The former Banque Populaire VIII aboard which Armel Le Cléac’h won the last Vendée Globe was put back in the water The former Banque Populaire VIII aboard which Armel Le Cléac’h won the last Vendée Globe was put back in the water on Friday in Lorient (Brittany), with her new decoration in the colours of Bureau Vallée.
Posted on 25 Mar
America's Cup - Bermuda practice racing videos March 24, 2017
MyislandhomeBDA is videoing the Practice racing and training with the five teams in Bermuda MyislandhomeBDA is videoing the Practice racing and training with the five teams who are based in the venue for the 2017 America's Cup. Here's the set from March 24,2017
Posted on 25 Mar
America's Cup - Coutts hits back at critics over Protocol change
Russell Coutts, has responded to criticism over the recent changes to the 35th America's Cup Protocol Five times America's Cup winner and CEO of the America's Cup Events Authority, Russell Coutts, has responded to criticism over the recent changes to the 35th America's Cup Protocol, allowing testing and racing between Challengers and the Defender in Bermuda ahead of the start of the Qualifiers.
Posted on 24 Mar
America's Cup - Groupama Team France's AC50 sailing in Bermuda - Video

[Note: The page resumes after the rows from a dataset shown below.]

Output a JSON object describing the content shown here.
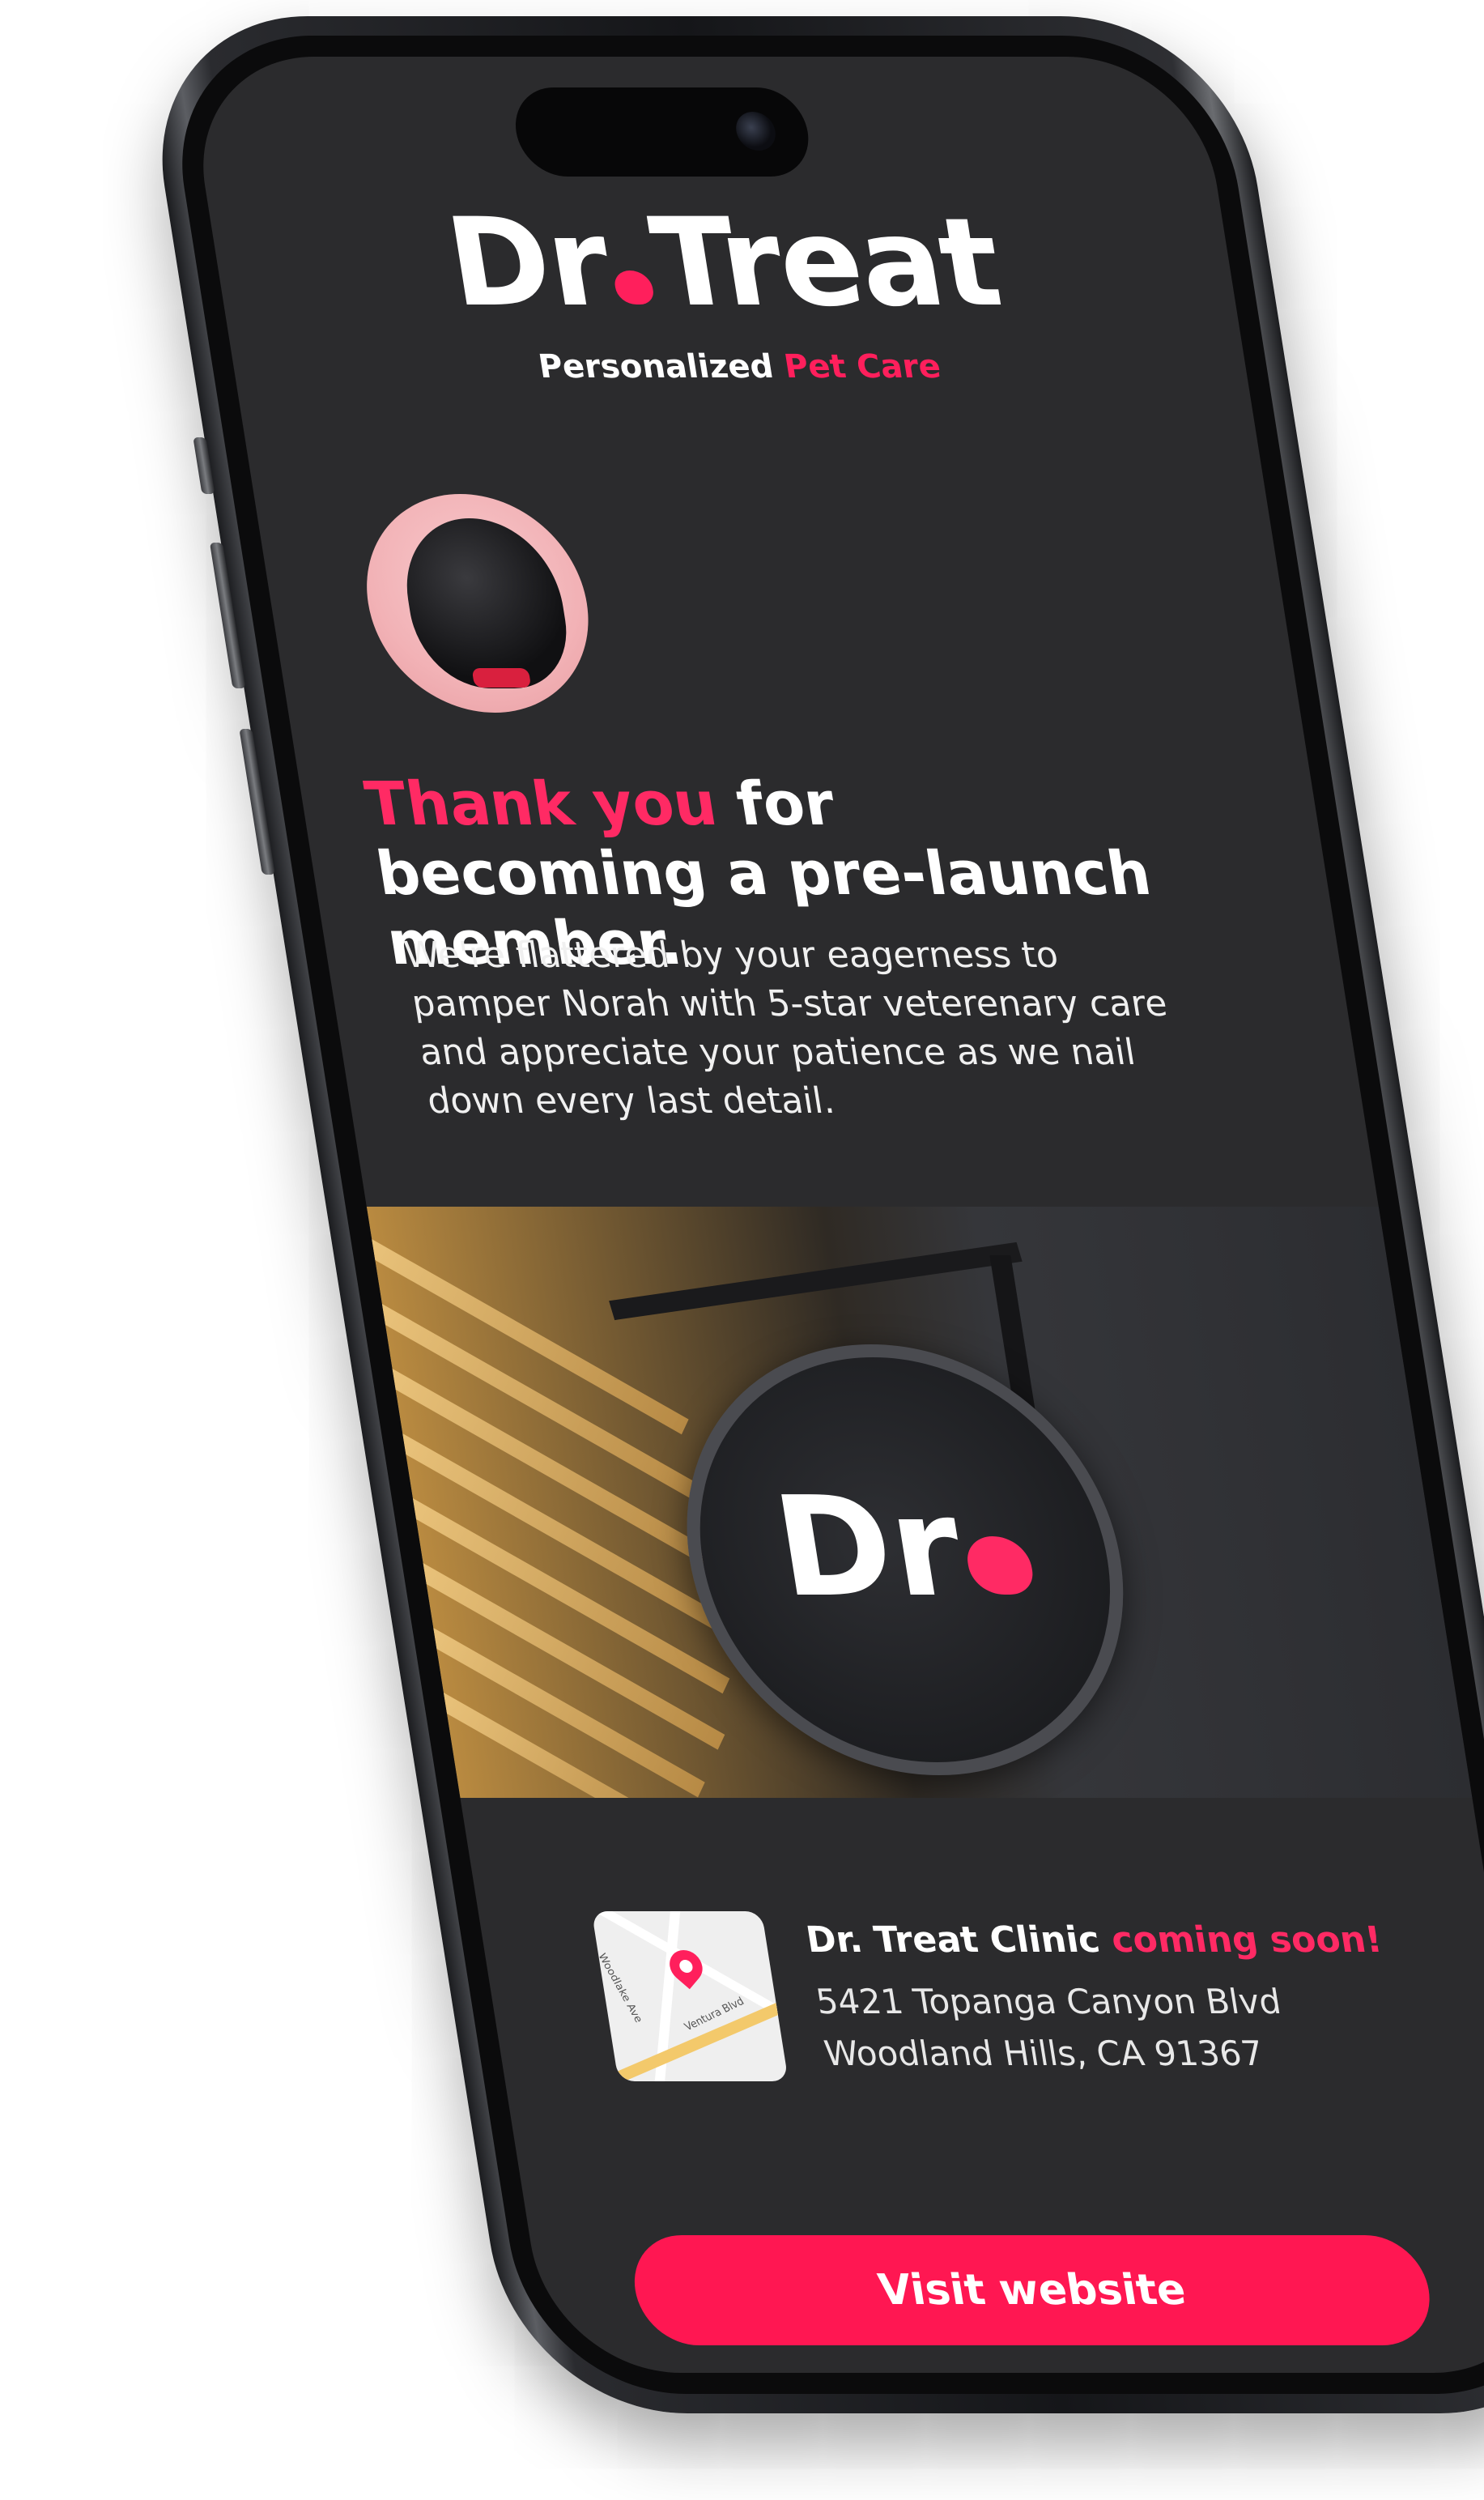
{
  "brand": {
    "logo_text_left": "Dr",
    "logo_text_right": "Treat",
    "tagline_plain": "Personalized",
    "tagline_accent": "Pet Care",
    "accent_color": "#ff1f5c"
  },
  "headline": {
    "accent": "Thank you",
    "rest": " for becoming a pre-launch member."
  },
  "body": {
    "text": "We're flattered by your eagerness to pamper Norah with 5-star veterenary care and appreciate your patience as we nail down every last detail."
  },
  "photo": {
    "sign_text": "Dr"
  },
  "clinic": {
    "title_plain": "Dr. Treat Clinic",
    "title_accent": " coming soon!",
    "address_line1": "5421 Topanga Canyon Blvd",
    "address_line2": "Woodland Hills, CA 91367",
    "map_label_street1": "Woodlake Ave",
    "map_label_street2": "Ventura Blvd"
  },
  "cta": {
    "label": "Visit website"
  },
  "icons": {
    "map_pin": "map-pin-icon",
    "avatar": "pet-avatar"
  }
}
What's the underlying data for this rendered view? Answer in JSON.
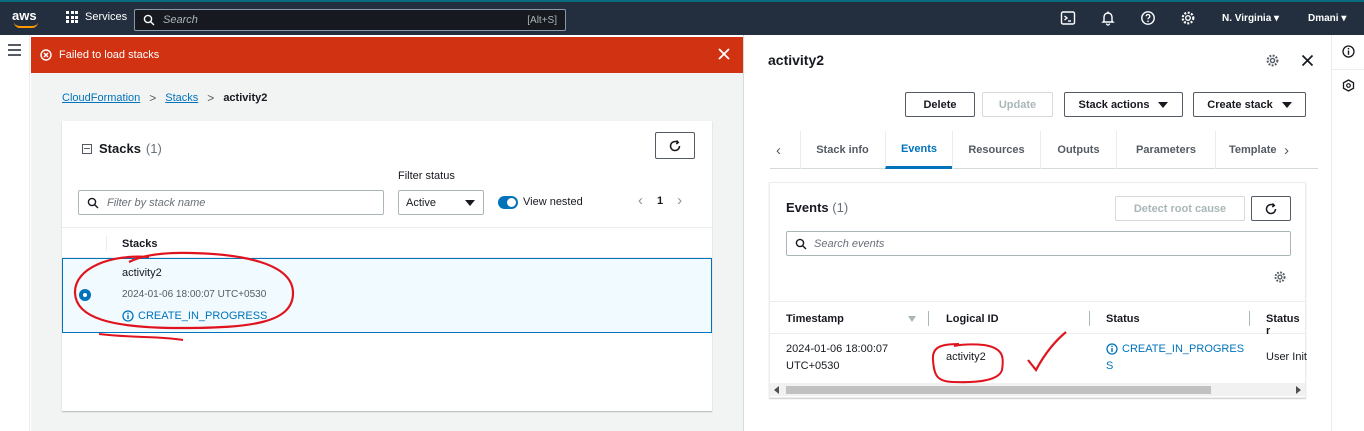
{
  "nav": {
    "logo": "aws",
    "services_label": "Services",
    "search_placeholder": "Search",
    "search_shortcut": "[Alt+S]",
    "region": "N. Virginia ▾",
    "user": "Dmani ▾"
  },
  "banner": {
    "message": "Failed to load stacks",
    "color": "#d13212"
  },
  "breadcrumb": {
    "items": [
      "CloudFormation",
      "Stacks"
    ],
    "current": "activity2"
  },
  "stacks": {
    "title": "Stacks",
    "count": "(1)",
    "filter_placeholder": "Filter by stack name",
    "filter_status_label": "Filter status",
    "filter_status_value": "Active",
    "view_nested_label": "View nested",
    "view_nested_on": true,
    "page": "1",
    "column": "Stacks",
    "rows": [
      {
        "name": "activity2",
        "created": "2024-01-06 18:00:07 UTC+0530",
        "status": "CREATE_IN_PROGRESS",
        "selected": true
      }
    ]
  },
  "detail": {
    "title": "activity2",
    "buttons": {
      "delete": "Delete",
      "update": "Update",
      "stack_actions": "Stack actions",
      "create_stack": "Create stack"
    },
    "tabs": [
      "Stack info",
      "Events",
      "Resources",
      "Outputs",
      "Parameters",
      "Template"
    ],
    "active_tab": "Events",
    "events": {
      "title": "Events",
      "count": "(1)",
      "detect_root_cause": "Detect root cause",
      "search_placeholder": "Search events",
      "columns": [
        "Timestamp",
        "Logical ID",
        "Status",
        "Status r"
      ],
      "rows": [
        {
          "timestamp_line1": "2024-01-06 18:00:07",
          "timestamp_line2": "UTC+0530",
          "logical_id": "activity2",
          "status_line1": "CREATE_IN_PROGRES",
          "status_line2": "S",
          "reason": "User Init"
        }
      ]
    }
  },
  "colors": {
    "nav_bg": "#232f3e",
    "link": "#0073bb",
    "annotation": "#e0141e"
  }
}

Groupama Team France has had her first sail in Bermuda with the AC50 looking impressive in the video shot by the team. Groupama Team France has had her first sail in Bermuda with the AC50 looking impressive in the video shot by the team.
Posted on 24 Mar
America's Cup - Images of Emirates Team NZ flypast Devonport
Image gallery shot as Emirates Team New Zealand returned in the late afternoon from another four hour race session Image gallery shot as Emirates Team New Zealand returned in the late afternoon from another four hour race training session on the Waitemata harbour. Our cameras were on Devonport Wharf to catch the sequence - and for the first time a wide angle lens had to be used.
Posted on 23 Mar
America's Cup – Get to know Iain Murray and the ACRM
He has enjoyed a long and illustrious career since he first started sailing at the age of nine in his native Sydney. Throughout its 166 year history the rivalries between owners, skippers, crews, yacht clubs, fans and nations have been some of the most intriguing facets of the competition for the world’s oldest sporting trophy.
Posted on 23 Mar
America's Cup - Images of Emirates Team NZ two-up on the Waitemata
Emirates Team NZ were sailing on the Waitemata yesterday with just a couple of weeks left Emirates Team NZ were sailing on the Waitemata yesterday with just a couple of weeks left before they head for Bermuda and the 35th America's Cup. The cycle-grinders were two per side for the trip down the harbour making the transitions from gybe to gybe very interesting - and almost imperceptible.
Posted on 23 Mar
America's Cup - Late Protocol change further stacks deck against Kiwis
Five America's Cup teams have dealt themselves a new hand with a new Protocol Change published three days ago. Five America's Cup teams have dealt themselves a new hand with a new Protocol Change published three days ago. On the face of it, the change - to allow 23 days training against each other repairs an omission by the Commissioner for the America's Cup. But it is the timing of the move that is surprising
Posted on 22 Mar
Vestas 11th Hour Racing launch Volvo Ocean Race campaign
Vestas are returning for a second edition, after launching their 2017-18 campaign in partnership with 11th Hour Racing Vestas 11th Hour Racing will be led by the American duo of Charlie Enright and Mark Towill. The team are the fourth to announce for the upcoming edition, which begins on 22 October, and they will use the race to promote a sustainability message around the world.
Posted on 21 Mar